7. The AHRA was enacted to address the problem of private copying of music using new digital recording devices. Primarily, the AHRA limits the ability of individuals to make digital copies of audio recordings, and provides for royalty payments to copyright holders. H.R.Rep. No. 873, 102d Cong., 2d Sess., pt. 1, at 8-26 (1992), reprinted in 1992 U.S.C.C.A.N. 3578, 3579-3596.
8. “A ‘digital musical recording’ is a material object--- (i) in which are fixed, in a digital recording format, only sounds, and material, statements, or instructions incidental to those fixed sounds, if any, and (ii) from which the sounds and material can be perceived, reproduced, or otherwise communicated, either directly or with the aid of a machine or device.” 17 U.S.C. § 1001(5)(A).

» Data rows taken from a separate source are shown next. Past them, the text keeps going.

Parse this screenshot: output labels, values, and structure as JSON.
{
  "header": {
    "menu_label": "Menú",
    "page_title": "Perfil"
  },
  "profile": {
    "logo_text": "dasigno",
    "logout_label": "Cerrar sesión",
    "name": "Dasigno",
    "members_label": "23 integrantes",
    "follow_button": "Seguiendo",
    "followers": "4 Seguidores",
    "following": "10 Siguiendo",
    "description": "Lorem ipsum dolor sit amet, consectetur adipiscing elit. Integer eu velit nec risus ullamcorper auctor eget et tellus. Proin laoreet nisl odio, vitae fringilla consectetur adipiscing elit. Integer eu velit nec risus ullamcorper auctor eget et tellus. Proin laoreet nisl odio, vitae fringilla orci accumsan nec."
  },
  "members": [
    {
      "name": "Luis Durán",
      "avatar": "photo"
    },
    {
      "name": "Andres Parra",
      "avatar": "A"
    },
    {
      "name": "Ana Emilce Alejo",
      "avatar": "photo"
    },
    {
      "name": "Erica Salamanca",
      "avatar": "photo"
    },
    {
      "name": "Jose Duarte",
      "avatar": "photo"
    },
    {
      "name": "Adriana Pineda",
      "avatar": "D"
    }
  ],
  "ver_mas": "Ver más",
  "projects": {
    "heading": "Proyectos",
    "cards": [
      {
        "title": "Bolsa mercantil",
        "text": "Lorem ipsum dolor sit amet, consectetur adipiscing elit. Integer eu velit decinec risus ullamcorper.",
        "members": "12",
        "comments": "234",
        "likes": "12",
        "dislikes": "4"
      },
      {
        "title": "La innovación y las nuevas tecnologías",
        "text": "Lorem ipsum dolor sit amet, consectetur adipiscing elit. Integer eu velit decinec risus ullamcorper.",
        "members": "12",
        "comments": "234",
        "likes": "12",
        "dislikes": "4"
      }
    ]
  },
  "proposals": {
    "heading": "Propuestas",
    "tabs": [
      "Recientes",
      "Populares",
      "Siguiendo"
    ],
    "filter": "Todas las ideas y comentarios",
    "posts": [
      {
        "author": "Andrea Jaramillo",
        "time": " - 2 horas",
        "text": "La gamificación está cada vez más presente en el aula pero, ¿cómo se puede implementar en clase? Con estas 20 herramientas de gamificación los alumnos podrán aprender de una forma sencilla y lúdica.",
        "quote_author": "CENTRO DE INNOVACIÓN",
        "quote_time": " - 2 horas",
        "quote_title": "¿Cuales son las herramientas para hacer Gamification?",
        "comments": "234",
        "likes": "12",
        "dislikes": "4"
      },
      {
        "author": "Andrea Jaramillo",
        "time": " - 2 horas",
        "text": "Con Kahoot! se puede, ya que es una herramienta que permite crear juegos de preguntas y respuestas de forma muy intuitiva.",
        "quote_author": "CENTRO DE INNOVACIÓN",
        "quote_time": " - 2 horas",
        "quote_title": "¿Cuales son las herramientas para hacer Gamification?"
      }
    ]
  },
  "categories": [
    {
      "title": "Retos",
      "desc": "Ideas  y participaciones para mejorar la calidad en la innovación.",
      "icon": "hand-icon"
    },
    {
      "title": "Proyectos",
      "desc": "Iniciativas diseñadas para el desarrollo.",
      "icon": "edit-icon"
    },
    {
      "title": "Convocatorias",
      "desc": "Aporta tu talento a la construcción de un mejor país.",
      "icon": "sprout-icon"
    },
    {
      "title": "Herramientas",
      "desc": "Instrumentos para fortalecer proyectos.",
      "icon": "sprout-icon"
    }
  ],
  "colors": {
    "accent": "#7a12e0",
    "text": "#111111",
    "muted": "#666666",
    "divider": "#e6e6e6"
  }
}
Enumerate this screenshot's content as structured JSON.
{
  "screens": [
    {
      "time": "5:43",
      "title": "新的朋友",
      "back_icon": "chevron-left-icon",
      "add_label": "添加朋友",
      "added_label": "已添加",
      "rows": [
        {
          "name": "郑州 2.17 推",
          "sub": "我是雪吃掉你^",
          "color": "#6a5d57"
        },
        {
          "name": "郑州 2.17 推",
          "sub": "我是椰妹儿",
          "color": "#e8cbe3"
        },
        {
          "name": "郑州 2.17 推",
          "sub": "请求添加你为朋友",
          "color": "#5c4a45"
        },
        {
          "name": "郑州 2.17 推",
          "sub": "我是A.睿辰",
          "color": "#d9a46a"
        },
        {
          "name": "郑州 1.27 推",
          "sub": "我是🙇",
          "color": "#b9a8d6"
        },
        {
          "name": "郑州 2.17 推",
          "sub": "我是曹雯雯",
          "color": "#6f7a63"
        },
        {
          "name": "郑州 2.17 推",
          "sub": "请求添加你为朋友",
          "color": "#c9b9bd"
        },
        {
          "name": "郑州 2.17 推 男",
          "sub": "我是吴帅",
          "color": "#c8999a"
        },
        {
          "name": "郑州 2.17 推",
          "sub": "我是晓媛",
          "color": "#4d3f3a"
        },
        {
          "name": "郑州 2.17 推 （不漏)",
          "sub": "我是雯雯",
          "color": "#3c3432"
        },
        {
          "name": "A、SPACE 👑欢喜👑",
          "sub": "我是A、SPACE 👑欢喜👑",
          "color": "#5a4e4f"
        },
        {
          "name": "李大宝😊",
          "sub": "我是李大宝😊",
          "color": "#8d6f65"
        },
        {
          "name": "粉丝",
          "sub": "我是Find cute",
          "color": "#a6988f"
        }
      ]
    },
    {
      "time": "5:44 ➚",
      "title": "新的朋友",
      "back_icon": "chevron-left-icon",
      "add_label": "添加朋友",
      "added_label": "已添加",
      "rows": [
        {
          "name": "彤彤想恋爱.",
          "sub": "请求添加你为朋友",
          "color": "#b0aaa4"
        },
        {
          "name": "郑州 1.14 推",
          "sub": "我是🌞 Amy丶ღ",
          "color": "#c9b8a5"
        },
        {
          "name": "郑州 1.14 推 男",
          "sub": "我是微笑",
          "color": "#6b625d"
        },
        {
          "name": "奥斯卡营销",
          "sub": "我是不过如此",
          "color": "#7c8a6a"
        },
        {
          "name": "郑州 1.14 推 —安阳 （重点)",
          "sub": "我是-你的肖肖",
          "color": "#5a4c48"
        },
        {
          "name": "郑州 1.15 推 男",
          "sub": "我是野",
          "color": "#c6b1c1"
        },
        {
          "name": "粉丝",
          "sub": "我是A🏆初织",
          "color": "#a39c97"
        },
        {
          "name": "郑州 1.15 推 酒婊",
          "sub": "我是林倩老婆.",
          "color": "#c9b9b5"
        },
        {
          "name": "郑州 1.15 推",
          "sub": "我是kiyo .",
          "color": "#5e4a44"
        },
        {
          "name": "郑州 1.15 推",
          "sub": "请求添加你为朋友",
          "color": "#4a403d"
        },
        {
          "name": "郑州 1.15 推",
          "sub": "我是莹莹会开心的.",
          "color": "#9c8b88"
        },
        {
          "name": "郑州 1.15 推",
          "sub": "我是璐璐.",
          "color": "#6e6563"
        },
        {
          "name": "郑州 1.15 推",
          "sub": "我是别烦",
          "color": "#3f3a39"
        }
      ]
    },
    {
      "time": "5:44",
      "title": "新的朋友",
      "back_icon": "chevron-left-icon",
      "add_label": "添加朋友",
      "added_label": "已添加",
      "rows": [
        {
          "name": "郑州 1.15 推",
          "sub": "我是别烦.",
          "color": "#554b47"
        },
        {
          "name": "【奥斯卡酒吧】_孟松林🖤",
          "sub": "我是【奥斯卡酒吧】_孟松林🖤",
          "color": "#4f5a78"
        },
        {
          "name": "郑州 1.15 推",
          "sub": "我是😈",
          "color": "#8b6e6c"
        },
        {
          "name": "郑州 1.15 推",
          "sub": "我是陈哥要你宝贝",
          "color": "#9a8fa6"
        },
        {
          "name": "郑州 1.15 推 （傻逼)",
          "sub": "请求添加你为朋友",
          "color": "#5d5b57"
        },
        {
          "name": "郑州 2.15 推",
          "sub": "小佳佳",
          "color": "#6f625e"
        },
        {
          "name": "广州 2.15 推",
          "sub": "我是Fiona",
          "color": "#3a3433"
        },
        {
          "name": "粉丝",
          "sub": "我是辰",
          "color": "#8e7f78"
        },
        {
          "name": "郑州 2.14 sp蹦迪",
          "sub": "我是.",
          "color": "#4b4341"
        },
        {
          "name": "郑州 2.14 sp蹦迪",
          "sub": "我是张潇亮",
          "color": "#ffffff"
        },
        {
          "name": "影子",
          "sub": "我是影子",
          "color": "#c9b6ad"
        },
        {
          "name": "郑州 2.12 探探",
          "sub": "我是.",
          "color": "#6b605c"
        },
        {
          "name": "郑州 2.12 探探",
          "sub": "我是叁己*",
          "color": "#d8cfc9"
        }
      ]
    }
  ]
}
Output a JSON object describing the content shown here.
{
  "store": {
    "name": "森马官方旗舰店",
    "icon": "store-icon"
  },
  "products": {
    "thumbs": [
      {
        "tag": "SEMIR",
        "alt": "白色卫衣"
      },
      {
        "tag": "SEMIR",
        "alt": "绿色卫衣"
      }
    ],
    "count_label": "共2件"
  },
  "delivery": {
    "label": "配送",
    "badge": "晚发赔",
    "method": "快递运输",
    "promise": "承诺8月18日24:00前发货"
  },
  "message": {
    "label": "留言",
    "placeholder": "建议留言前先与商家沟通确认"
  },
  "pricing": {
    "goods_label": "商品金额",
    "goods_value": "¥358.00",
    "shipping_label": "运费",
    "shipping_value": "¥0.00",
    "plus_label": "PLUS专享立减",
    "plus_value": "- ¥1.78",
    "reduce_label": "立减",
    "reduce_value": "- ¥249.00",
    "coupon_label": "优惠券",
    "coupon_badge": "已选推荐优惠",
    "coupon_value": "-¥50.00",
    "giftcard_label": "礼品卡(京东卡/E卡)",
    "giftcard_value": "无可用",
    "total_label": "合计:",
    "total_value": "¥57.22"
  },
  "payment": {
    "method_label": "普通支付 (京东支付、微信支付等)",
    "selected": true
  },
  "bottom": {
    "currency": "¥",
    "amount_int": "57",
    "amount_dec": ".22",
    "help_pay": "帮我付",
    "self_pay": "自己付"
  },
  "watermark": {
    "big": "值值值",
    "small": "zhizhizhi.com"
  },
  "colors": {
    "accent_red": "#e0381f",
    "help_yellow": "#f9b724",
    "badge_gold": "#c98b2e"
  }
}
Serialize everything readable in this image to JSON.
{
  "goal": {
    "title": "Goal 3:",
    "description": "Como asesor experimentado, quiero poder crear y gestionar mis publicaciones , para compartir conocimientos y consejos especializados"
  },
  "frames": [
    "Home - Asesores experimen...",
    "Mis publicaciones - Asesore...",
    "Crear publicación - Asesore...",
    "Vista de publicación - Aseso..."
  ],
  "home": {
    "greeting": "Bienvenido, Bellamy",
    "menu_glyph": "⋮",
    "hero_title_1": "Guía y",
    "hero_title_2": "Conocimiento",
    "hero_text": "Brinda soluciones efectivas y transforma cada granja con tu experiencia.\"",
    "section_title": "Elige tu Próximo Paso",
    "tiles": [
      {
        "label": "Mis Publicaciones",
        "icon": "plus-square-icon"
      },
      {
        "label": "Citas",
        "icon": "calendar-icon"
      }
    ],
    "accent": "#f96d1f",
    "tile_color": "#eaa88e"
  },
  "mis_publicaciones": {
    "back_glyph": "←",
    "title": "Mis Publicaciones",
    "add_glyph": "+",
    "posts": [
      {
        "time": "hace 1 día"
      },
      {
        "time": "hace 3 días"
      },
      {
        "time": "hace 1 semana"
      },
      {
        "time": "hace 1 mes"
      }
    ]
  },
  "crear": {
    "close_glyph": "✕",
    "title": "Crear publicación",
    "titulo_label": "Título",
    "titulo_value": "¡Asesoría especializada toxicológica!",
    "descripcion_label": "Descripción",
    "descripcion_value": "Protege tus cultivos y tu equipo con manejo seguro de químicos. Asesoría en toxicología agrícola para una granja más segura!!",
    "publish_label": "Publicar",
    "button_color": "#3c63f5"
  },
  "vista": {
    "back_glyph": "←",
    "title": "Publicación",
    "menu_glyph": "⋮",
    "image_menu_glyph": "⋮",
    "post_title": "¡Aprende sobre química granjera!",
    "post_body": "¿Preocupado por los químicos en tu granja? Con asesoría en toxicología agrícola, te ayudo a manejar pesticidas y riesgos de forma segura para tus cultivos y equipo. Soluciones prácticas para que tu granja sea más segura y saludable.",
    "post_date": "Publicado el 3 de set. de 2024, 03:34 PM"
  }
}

9. In the Senate Report, an “audiogram” is “a material object (i) in which are fixed, by any method now known or later developed, only sounds (and not, for example, a motion picture or other audiovisual work even though it may be accompanied by sounds), and material, statements or instructions incidental to those fixed sounds, if any, and (ii) from which the sounds and material can be perceived, reproduced, or otherwise communicated, either directly or with the aid of a machine or device.” S.Rep. No. 294 at 2.
OWEN, District Judge: